If you simply learn a few important tricks of the trade about putting an article together and about dealing with editors — exactly the sorts of things you’ll find documented in our archives — then you’ll be well ahead of the majority of new writers (even seasoned writers) out there.
It’s true! You wouldn’t believe the stuff that landed on my desk at International Living (and at the publications where I worked as an editor prior to that). But follow the advice you’ll find in those archived articles, and I assure you: You’ll avoid all variety of mistakes and increase your chances of landing a by-line many times over.
And if, instead, you’re a person who learns better not by reading, but by doing, then I’d encourage you to join me in Portland this July. I’ll be hosting our last Ultimate Travel Writer’s Workshop of the year there — and it’s guaranteed to jump-start your career.
In fact, you can read on below for a note from one of our Paris workshop attendees. She’s not a writer by training. But she was with us the week before last, wrote an article during the workshop, and she’s already got a publication interested in it.
I’ll be back tomorrow (that’s not a threat!) with a follow-up to my article from last week about selling to newspapers. I’ll give you some more specific advice about how to “localize” your articles and make more money from them.
Guest Editor, The Right Way to Travel
P.S. Know a friend or two who’d enjoy the freedom and independence of a writer’s or photographer’s life?
PRACTICAL WRITING PROMPT OF THE WEEK:

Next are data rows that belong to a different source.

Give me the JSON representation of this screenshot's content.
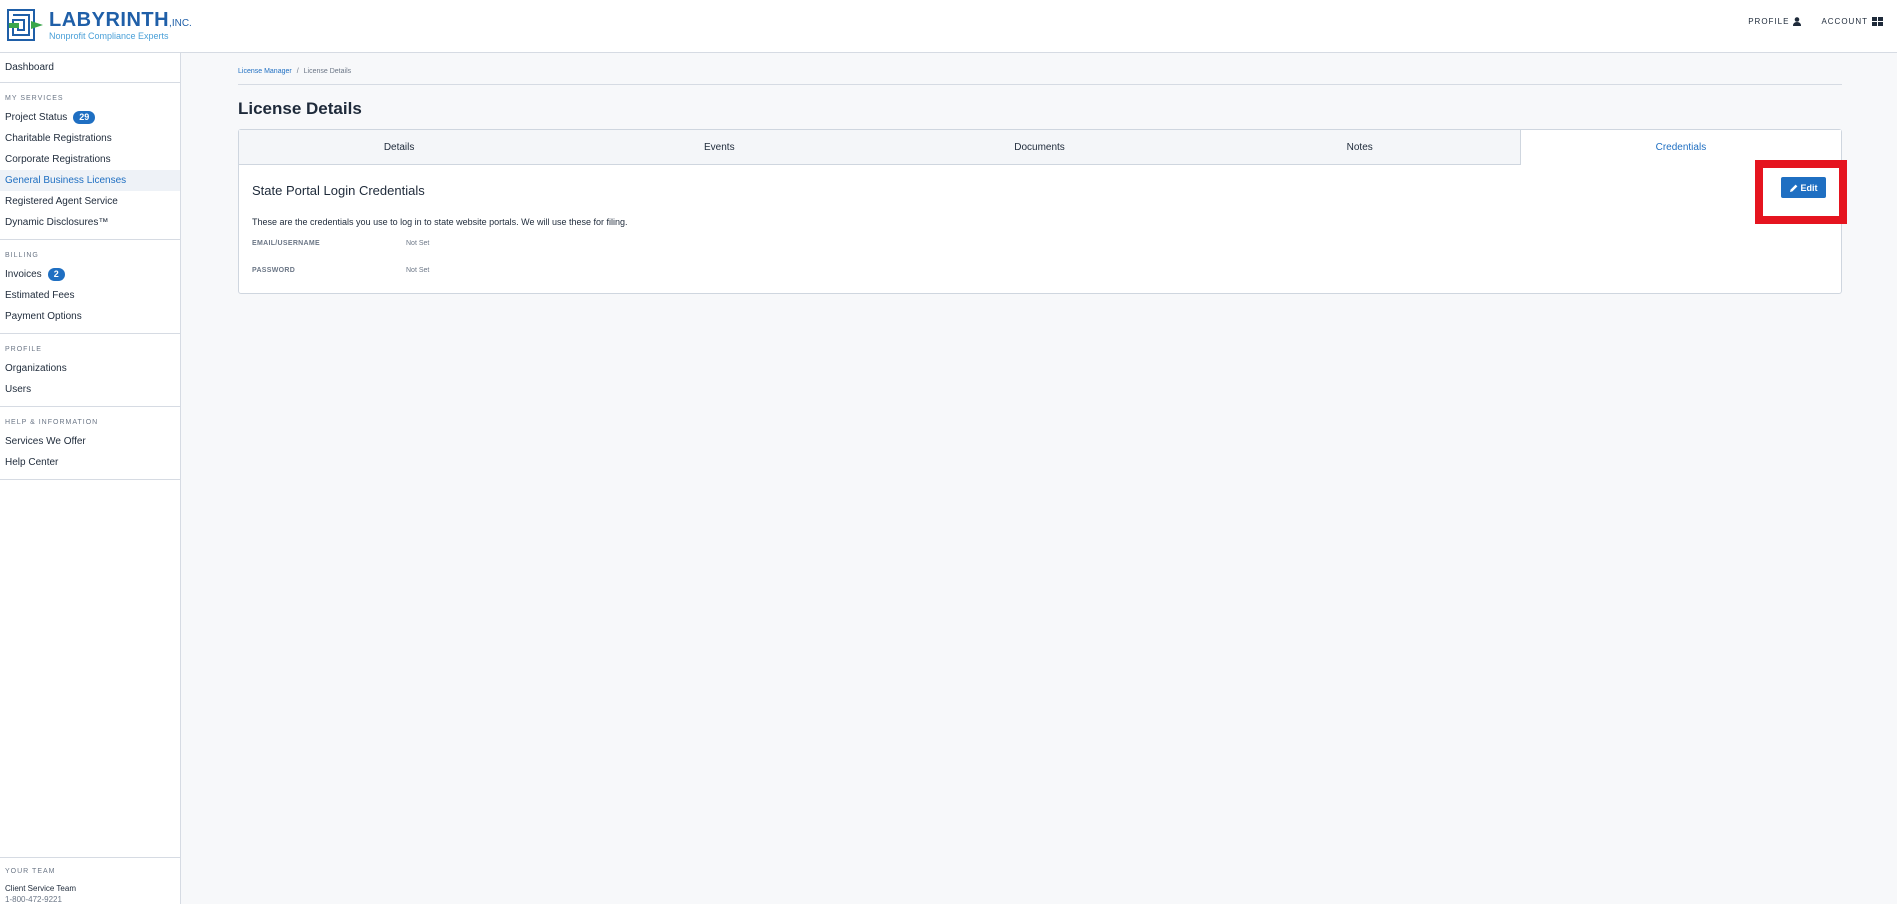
{
  "brand": {
    "name": "LABYRINTH",
    "suffix": ",INC.",
    "tagline": "Nonprofit Compliance Experts"
  },
  "header": {
    "profile_label": "PROFILE",
    "account_label": "ACCOUNT"
  },
  "sidebar": {
    "dashboard": "Dashboard",
    "sections": {
      "services": {
        "heading": "MY SERVICES",
        "items": [
          {
            "label": "Project Status",
            "badge": "29"
          },
          {
            "label": "Charitable Registrations"
          },
          {
            "label": "Corporate Registrations"
          },
          {
            "label": "General Business Licenses"
          },
          {
            "label": "Registered Agent Service"
          },
          {
            "label": "Dynamic Disclosures™"
          }
        ]
      },
      "billing": {
        "heading": "BILLING",
        "items": [
          {
            "label": "Invoices",
            "badge": "2"
          },
          {
            "label": "Estimated Fees"
          },
          {
            "label": "Payment Options"
          }
        ]
      },
      "profile": {
        "heading": "PROFILE",
        "items": [
          {
            "label": "Organizations"
          },
          {
            "label": "Users"
          }
        ]
      },
      "help": {
        "heading": "HELP & INFORMATION",
        "items": [
          {
            "label": "Services We Offer"
          },
          {
            "label": "Help Center"
          }
        ]
      }
    },
    "team": {
      "heading": "YOUR TEAM",
      "name": "Client Service Team",
      "phone": "1-800-472-9221"
    }
  },
  "breadcrumb": {
    "parent": "License Manager",
    "separator": "/",
    "current": "License Details"
  },
  "page": {
    "title": "License Details"
  },
  "tabs": [
    "Details",
    "Events",
    "Documents",
    "Notes",
    "Credentials"
  ],
  "credentials": {
    "title": "State Portal Login Credentials",
    "description": "These are the credentials you use to log in to state website portals. We will use these for filing.",
    "fields": [
      {
        "label": "EMAIL/USERNAME",
        "value": "Not Set"
      },
      {
        "label": "PASSWORD",
        "value": "Not Set"
      }
    ],
    "edit_label": "Edit"
  },
  "colors": {
    "accent": "#1f6fc2",
    "highlight": "#e5141f",
    "logo_green": "#3aa64a"
  }
}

Yesterday our Featured Publication was a bridal magazine — a niche occupied by an increasing number of publications, most (if not all) of which buy travel articles.
Do you know a place near you that would make a good honeymoon escape? You needn’t live on a beach to find a suitable story.
This weekend, find one (or both) of these things:
* A B&B or boutique hotel that offers something special for a wedding-night escape (could be a package deal… could just be a nice place to stay on a wedding night).
* A list of three things you’d recommend visiting honeymooners do in a destination near you (could be your hometown, a neighboring city, a “vacation” lake, a state or national park…) and a suggestion or two for where these lovebirds might stay.
Armed with either of those two things, you’ll have in hand enough material to write an article.
You might gear the hotel bit for your local paper or city magazine. These days, most publish a special section they call the “wedding guide” or the “bridal guide” at some point during the year. Do some digging and find out if your local publications do this — and if they do, when they come out. And then find out how you can contribute. (Hint: Often these special sections are put together by the marketing department and not the editorial staff. You may need to pick up the phone and ask who you’d talk to about contributing.)
And as for the advice for honeymooners about what to do and where to stay… write it up — just as you would any travel article. Only keep in mind that you’re writing to newlyweds who may be more interested in the “quiet retreat” than the “family-style getaway” and choose your details accordingly.
Look through yesterday’s Featured Publication to see if it might be an appropriate place for you to submit your story. Check Writer’s Market. Or do a Google search for “Bridal Magazines” and “Honeymoon Magazines” and find some other possible outlets that way.
I wanted to thank you again for such an outstanding course in Paris. A publisher for in-flight magazines has accepted to read my article on the Best Vintage shop in Paris, they said they don’t normally take unsolicited articles but would take mine. I haven’t heard back yet as to whether they will use it but keeping my fingers crossed!! I’ll let you know as soon as I hear.
— Mirella Rugolotto
[Editor’s Note: Learn more about opportunities to profit from your travels (and even from your own home) in our free online newsletter The Right Way to Travel.]